WORK REQUIRED: Lines with "meta": how many are there in the listing below? Reply with the number only.

DATA:
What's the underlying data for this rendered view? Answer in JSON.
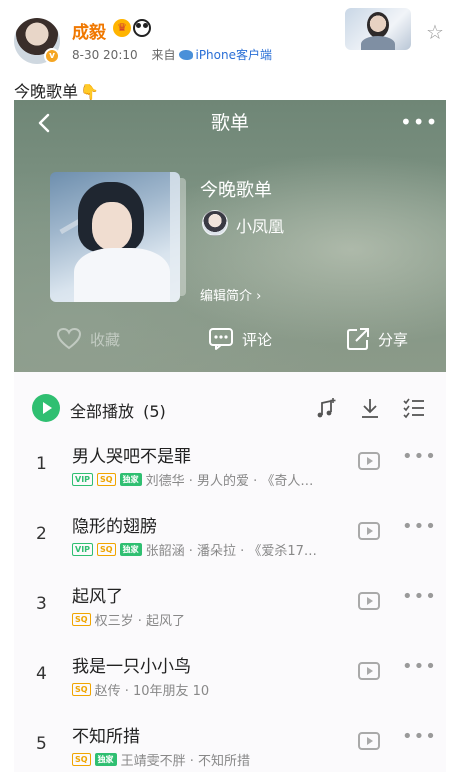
{
  "post": {
    "username": "成毅",
    "verified_mark": "v",
    "crown_badge": "♛",
    "time": "8-30 20:10",
    "source_prefix": "来自",
    "source_app": "iPhone客户端",
    "text": "今晚歌单",
    "emoji": "👇",
    "icons": [
      "avatar",
      "verified-badge",
      "crown-badge",
      "panda-badge",
      "weibo-bird-icon",
      "fan-card",
      "star-icon"
    ]
  },
  "playlist": {
    "nav_title": "歌单",
    "back_icon": "chevron-left-icon",
    "more_icon": "ellipsis-icon",
    "name": "今晚歌单",
    "creator": "小凤凰",
    "edit_intro": "编辑简介 ›",
    "actions": [
      {
        "label": "收藏",
        "icon": "heart-icon",
        "enabled": false
      },
      {
        "label": "评论",
        "icon": "comment-icon",
        "enabled": true
      },
      {
        "label": "分享",
        "icon": "share-icon",
        "enabled": true
      }
    ],
    "play_all_label": "全部播放",
    "count": "(5)",
    "tools": [
      "music-note-add-icon",
      "download-icon",
      "multi-select-icon"
    ],
    "accent_color": "#2fbf71",
    "songs": [
      {
        "index": "1",
        "title": "男人哭吧不是罪",
        "tags": [
          "VIP",
          "SQ",
          "独家"
        ],
        "meta": "刘德华 · 男人的爱 · 《奇人…"
      },
      {
        "index": "2",
        "title": "隐形的翅膀",
        "tags": [
          "VIP",
          "SQ",
          "独家"
        ],
        "meta": "张韶涵 · 潘朵拉 · 《爱杀17…"
      },
      {
        "index": "3",
        "title": "起风了",
        "tags": [
          "SQ"
        ],
        "meta": "权三岁 · 起风了"
      },
      {
        "index": "4",
        "title": "我是一只小小鸟",
        "tags": [
          "SQ"
        ],
        "meta": "赵传 · 10年朋友 10"
      },
      {
        "index": "5",
        "title": "不知所措",
        "tags": [
          "SQ",
          "独家"
        ],
        "meta": "王靖雯不胖 · 不知所措"
      }
    ]
  }
}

OUTPUT OF THE TASK: 5